Exercise prompt:
Keep only the lines of the data below that contain "this", and copy them.

Records for the task:
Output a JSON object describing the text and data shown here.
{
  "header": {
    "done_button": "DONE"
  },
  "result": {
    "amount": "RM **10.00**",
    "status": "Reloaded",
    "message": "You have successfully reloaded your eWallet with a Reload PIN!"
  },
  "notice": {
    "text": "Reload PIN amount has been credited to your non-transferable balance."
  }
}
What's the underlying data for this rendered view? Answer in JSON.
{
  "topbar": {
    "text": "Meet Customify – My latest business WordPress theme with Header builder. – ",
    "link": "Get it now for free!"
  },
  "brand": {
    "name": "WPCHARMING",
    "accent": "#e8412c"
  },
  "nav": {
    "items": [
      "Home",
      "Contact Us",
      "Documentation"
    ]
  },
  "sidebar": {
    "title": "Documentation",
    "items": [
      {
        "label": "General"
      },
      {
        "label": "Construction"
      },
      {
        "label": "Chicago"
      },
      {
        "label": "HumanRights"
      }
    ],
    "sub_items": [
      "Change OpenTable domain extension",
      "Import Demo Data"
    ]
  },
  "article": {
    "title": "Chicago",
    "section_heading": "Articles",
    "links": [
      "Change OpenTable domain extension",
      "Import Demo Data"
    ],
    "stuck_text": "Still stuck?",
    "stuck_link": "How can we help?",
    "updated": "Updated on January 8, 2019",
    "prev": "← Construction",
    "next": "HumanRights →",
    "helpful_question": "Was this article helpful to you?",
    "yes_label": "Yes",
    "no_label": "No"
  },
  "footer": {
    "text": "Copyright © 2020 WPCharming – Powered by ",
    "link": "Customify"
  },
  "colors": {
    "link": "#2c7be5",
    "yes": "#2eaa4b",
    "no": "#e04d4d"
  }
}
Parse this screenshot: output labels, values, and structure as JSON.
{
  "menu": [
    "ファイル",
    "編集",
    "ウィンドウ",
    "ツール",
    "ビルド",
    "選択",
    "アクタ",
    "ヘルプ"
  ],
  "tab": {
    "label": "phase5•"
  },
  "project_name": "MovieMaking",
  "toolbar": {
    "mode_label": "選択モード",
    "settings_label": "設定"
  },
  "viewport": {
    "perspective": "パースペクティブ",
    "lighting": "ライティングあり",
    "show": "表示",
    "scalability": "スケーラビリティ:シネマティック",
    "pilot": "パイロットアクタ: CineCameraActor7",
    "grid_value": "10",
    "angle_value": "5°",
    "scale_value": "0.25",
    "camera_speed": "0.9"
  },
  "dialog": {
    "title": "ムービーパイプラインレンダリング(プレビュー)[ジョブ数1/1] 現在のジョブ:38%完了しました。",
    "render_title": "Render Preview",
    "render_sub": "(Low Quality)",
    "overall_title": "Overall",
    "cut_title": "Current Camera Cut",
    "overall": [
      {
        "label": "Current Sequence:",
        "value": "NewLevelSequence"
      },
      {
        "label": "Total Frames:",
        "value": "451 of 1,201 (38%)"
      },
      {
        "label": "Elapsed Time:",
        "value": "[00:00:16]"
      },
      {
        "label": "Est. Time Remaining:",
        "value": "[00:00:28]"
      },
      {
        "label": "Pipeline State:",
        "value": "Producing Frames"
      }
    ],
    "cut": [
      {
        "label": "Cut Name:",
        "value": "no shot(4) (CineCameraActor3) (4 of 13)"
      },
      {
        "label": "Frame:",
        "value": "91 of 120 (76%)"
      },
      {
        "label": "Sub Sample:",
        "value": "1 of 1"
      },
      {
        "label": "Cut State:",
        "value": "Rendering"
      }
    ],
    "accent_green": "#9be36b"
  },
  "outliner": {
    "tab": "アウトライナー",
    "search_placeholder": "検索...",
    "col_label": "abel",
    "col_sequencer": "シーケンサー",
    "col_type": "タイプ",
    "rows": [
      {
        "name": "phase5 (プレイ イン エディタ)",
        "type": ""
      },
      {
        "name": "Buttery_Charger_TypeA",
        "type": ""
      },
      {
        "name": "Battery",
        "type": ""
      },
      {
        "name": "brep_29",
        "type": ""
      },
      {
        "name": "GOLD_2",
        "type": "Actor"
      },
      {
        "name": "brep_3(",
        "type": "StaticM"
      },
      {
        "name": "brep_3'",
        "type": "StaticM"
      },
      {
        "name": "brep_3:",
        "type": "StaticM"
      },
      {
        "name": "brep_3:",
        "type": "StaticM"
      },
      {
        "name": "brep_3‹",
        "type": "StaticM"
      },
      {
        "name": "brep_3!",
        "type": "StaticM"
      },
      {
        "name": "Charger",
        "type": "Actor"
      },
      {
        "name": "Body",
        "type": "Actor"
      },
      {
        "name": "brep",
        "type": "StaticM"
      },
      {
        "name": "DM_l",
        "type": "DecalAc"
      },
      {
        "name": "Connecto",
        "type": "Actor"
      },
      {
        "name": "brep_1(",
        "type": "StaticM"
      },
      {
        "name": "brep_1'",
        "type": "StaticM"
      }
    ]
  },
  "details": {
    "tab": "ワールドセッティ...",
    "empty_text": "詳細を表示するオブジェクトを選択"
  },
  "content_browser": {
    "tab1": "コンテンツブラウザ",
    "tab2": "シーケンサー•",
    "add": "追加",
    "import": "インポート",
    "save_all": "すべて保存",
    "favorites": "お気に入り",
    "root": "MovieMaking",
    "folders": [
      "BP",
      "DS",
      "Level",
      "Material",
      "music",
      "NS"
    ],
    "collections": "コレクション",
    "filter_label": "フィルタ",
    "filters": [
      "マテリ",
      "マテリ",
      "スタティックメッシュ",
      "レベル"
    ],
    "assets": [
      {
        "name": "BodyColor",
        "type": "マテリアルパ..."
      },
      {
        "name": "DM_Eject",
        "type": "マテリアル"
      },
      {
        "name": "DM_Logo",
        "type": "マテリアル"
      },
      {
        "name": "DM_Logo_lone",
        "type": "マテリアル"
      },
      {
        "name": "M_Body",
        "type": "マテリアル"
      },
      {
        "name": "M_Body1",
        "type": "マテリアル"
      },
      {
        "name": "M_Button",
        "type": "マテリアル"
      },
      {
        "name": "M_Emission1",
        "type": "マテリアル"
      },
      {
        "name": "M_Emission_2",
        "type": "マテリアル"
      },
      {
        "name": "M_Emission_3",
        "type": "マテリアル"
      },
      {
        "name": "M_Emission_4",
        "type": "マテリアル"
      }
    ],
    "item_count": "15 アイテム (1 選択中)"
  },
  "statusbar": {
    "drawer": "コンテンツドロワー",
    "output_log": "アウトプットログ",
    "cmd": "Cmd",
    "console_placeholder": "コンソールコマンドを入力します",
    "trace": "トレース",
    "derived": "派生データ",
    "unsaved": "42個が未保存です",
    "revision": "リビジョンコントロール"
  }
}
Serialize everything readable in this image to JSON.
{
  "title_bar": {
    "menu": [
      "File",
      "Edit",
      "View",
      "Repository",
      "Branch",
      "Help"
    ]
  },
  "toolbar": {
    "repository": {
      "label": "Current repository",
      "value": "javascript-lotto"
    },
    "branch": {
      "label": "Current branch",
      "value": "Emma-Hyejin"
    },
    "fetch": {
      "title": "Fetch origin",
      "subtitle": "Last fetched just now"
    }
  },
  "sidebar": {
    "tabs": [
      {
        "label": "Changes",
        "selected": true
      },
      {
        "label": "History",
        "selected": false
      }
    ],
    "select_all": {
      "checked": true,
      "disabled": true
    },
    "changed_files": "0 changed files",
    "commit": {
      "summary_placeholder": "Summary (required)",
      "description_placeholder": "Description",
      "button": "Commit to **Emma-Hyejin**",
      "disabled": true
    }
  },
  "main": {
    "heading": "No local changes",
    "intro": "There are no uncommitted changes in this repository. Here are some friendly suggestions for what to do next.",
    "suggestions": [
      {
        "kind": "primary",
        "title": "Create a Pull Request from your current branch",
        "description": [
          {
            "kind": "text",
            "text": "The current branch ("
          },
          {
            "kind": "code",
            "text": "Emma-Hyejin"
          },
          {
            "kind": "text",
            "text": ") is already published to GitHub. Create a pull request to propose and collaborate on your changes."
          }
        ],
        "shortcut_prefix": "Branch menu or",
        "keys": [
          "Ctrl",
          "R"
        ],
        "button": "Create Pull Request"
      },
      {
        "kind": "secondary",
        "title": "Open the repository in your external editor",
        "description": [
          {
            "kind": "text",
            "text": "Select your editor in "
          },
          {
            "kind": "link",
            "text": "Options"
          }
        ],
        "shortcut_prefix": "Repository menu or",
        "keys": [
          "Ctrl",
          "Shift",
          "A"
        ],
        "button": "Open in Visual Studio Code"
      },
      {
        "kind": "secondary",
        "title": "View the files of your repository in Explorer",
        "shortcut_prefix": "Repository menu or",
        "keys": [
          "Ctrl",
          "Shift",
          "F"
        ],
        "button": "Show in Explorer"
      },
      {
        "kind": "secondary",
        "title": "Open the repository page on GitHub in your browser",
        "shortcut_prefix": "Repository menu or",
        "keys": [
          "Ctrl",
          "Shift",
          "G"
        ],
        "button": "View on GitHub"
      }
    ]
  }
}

Answer box:
What's the underlying data for this rendered view? Answer in JSON.
    "helpful_question": "Was this article helpful to you?",
Parse this screenshot: output labels, values, and structure as JSON.
Serialize everything readable in this image to JSON.
    "intro": "There are no uncommitted changes in this repository. Here are some friendly suggestions for what to do next.",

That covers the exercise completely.